EXERCISE INPUT section start

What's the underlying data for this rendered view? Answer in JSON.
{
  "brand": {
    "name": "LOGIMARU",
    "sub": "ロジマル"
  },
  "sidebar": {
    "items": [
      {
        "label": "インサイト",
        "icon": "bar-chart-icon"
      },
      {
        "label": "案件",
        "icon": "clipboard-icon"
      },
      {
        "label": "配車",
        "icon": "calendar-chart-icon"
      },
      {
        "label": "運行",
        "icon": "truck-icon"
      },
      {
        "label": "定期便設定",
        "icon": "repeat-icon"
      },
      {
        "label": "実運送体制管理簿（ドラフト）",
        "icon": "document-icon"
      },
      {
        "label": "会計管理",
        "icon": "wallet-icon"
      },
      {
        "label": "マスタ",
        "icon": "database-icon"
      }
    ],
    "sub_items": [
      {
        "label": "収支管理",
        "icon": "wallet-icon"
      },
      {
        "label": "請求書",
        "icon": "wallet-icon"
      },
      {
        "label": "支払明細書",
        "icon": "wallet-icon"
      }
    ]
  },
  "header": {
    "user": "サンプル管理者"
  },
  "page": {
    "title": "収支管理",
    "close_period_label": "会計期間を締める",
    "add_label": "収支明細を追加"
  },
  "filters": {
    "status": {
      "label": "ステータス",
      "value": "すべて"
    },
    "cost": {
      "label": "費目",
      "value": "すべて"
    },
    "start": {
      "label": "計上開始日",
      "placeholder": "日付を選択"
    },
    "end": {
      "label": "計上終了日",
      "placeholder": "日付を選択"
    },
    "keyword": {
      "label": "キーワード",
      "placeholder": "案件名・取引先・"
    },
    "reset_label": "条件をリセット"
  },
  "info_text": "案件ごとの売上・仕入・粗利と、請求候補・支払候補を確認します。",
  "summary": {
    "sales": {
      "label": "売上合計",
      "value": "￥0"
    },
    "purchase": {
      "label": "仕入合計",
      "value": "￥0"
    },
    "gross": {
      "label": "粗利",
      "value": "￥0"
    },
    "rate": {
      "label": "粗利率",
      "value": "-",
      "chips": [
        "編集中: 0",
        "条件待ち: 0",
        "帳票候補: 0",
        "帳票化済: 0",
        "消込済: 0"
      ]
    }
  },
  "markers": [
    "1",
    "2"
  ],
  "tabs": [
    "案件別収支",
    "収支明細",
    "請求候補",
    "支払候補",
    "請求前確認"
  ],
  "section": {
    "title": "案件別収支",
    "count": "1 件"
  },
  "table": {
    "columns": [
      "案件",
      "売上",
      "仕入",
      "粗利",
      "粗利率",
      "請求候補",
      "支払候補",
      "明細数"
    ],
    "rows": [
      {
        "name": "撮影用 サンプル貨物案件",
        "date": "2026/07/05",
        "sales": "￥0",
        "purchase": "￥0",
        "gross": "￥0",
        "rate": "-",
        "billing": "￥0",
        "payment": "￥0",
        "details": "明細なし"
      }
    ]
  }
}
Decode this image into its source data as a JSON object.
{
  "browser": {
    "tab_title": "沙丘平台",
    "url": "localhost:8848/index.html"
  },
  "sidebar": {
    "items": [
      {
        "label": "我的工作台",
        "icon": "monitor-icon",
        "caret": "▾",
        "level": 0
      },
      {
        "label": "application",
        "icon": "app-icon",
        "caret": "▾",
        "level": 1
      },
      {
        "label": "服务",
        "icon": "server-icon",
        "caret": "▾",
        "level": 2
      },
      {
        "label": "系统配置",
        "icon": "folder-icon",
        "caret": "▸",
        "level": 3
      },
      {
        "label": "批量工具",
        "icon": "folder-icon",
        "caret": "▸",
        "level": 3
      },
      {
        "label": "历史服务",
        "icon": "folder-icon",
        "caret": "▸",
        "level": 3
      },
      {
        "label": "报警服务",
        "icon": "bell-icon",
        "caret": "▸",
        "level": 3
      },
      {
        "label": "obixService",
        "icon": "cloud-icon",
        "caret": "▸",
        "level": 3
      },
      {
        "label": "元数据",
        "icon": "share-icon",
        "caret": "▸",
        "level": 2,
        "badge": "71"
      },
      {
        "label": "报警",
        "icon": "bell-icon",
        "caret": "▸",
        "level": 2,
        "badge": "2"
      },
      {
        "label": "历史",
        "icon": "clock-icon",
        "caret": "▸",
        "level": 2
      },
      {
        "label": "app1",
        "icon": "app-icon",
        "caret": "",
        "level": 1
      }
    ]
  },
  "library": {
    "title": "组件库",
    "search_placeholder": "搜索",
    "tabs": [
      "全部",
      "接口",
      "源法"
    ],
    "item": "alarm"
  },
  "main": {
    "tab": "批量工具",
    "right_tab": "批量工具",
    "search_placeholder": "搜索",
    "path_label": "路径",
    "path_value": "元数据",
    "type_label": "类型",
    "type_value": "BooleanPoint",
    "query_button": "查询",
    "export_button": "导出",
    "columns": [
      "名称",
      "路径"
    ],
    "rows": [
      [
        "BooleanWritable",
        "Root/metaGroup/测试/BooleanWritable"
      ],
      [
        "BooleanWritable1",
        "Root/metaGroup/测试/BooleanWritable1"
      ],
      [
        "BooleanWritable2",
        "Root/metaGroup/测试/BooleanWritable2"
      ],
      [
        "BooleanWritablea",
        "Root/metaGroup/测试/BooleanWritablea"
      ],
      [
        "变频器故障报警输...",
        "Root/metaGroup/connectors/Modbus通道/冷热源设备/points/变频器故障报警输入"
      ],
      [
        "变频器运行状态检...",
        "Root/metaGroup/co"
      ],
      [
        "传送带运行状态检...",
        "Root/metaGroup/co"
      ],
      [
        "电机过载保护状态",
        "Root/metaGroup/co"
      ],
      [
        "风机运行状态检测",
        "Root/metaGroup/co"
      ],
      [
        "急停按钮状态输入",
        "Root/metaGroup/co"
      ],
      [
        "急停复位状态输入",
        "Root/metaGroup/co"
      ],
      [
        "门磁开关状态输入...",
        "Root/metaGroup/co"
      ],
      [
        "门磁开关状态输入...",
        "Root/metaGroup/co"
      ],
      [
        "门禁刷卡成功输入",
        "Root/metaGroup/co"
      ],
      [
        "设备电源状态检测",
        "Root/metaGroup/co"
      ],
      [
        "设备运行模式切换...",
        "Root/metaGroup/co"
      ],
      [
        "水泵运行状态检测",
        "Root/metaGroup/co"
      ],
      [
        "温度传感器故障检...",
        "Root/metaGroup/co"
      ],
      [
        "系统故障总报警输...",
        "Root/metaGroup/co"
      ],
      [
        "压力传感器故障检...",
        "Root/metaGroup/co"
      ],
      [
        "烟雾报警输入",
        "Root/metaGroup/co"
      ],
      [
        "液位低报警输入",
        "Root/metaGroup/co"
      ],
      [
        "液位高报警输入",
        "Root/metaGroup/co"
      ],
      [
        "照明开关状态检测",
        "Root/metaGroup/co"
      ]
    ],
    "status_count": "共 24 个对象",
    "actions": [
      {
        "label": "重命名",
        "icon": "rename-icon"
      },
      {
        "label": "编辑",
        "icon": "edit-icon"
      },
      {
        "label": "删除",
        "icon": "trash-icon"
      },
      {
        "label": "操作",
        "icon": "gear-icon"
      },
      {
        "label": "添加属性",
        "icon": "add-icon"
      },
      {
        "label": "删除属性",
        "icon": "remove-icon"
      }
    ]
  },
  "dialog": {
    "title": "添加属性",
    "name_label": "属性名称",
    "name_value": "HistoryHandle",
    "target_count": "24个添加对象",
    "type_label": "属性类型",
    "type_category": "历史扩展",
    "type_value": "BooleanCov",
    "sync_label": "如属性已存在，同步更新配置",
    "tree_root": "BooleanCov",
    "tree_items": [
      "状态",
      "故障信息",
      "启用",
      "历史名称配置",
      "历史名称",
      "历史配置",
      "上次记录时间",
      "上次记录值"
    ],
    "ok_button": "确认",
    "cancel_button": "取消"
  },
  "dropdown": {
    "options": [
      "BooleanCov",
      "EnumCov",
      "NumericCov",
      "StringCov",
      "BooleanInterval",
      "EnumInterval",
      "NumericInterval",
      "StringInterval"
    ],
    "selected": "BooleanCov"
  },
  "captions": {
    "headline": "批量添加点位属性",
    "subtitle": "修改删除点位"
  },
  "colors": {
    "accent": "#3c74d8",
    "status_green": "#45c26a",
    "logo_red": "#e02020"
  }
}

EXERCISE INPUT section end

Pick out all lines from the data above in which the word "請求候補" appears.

SOLUTION TO THIS PROBLEM:
  "info_text": "案件ごとの売上・仕入・粗利と、請求候補・支払候補を確認します。",
    "請求候補",
      "請求候補",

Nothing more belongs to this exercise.